» **TASK REQUIREMENTS**
While you copy the lines below, skip the pictures and keep the rest exact.

(Stored dataset items)
- - - - -

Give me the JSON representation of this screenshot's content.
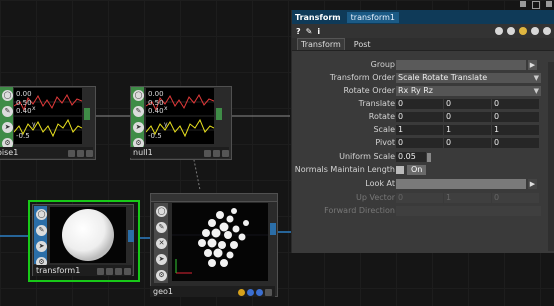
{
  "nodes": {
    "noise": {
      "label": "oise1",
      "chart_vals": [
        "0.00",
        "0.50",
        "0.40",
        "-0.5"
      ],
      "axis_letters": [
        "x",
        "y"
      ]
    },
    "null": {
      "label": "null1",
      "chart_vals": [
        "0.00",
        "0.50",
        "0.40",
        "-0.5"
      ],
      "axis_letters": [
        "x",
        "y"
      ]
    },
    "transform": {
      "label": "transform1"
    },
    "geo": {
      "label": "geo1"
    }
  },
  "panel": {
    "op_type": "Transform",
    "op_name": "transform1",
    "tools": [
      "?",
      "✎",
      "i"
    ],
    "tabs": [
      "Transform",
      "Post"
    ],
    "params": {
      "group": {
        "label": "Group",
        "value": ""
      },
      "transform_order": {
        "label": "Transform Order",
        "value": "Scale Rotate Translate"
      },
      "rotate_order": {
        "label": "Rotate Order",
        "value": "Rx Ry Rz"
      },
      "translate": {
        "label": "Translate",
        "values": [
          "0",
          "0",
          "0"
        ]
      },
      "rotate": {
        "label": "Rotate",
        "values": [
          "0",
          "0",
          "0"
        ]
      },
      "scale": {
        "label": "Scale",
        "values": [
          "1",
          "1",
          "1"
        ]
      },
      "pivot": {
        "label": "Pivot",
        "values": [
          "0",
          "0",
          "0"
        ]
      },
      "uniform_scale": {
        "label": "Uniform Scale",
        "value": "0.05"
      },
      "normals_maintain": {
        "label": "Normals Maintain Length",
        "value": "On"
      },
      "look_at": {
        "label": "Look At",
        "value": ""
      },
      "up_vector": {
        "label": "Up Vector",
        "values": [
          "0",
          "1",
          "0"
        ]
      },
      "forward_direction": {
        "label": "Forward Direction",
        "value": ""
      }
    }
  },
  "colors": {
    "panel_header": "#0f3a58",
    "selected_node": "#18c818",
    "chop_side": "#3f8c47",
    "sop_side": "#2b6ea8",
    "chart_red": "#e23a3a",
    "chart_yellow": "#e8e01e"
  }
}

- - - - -

» **TASK RESULT**
Give me the JSON representation of this screenshot's content.
{
  "nodes": {
    "noise": {
      "label": "oise1",
      "chart_vals": [
        "0.00",
        "0.50",
        "0.40",
        "-0.5"
      ],
      "axis_letters": [
        "x",
        "y"
      ]
    },
    "null": {
      "label": "null1",
      "chart_vals": [
        "0.00",
        "0.50",
        "0.40",
        "-0.5"
      ],
      "axis_letters": [
        "x",
        "y"
      ]
    },
    "transform": {
      "label": "transform1"
    },
    "geo": {
      "label": "geo1"
    }
  },
  "panel": {
    "op_type": "Transform",
    "op_name": "transform1",
    "tools": [
      "?",
      "✎",
      "i"
    ],
    "tabs": [
      "Transform",
      "Post"
    ],
    "params": {
      "group": {
        "label": "Group",
        "value": ""
      },
      "transform_order": {
        "label": "Transform Order",
        "value": "Scale Rotate Translate"
      },
      "rotate_order": {
        "label": "Rotate Order",
        "value": "Rx Ry Rz"
      },
      "translate": {
        "label": "Translate",
        "values": [
          "0",
          "0",
          "0"
        ]
      },
      "rotate": {
        "label": "Rotate",
        "values": [
          "0",
          "0",
          "0"
        ]
      },
      "scale": {
        "label": "Scale",
        "values": [
          "1",
          "1",
          "1"
        ]
      },
      "pivot": {
        "label": "Pivot",
        "values": [
          "0",
          "0",
          "0"
        ]
      },
      "uniform_scale": {
        "label": "Uniform Scale",
        "value": "0.05"
      },
      "normals_maintain": {
        "label": "Normals Maintain Length",
        "value": "On"
      },
      "look_at": {
        "label": "Look At",
        "value": ""
      },
      "up_vector": {
        "label": "Up Vector",
        "values": [
          "0",
          "1",
          "0"
        ]
      },
      "forward_direction": {
        "label": "Forward Direction",
        "value": ""
      }
    }
  },
  "colors": {
    "panel_header": "#0f3a58",
    "selected_node": "#18c818",
    "chop_side": "#3f8c47",
    "sop_side": "#2b6ea8",
    "chart_red": "#e23a3a",
    "chart_yellow": "#e8e01e"
  }
}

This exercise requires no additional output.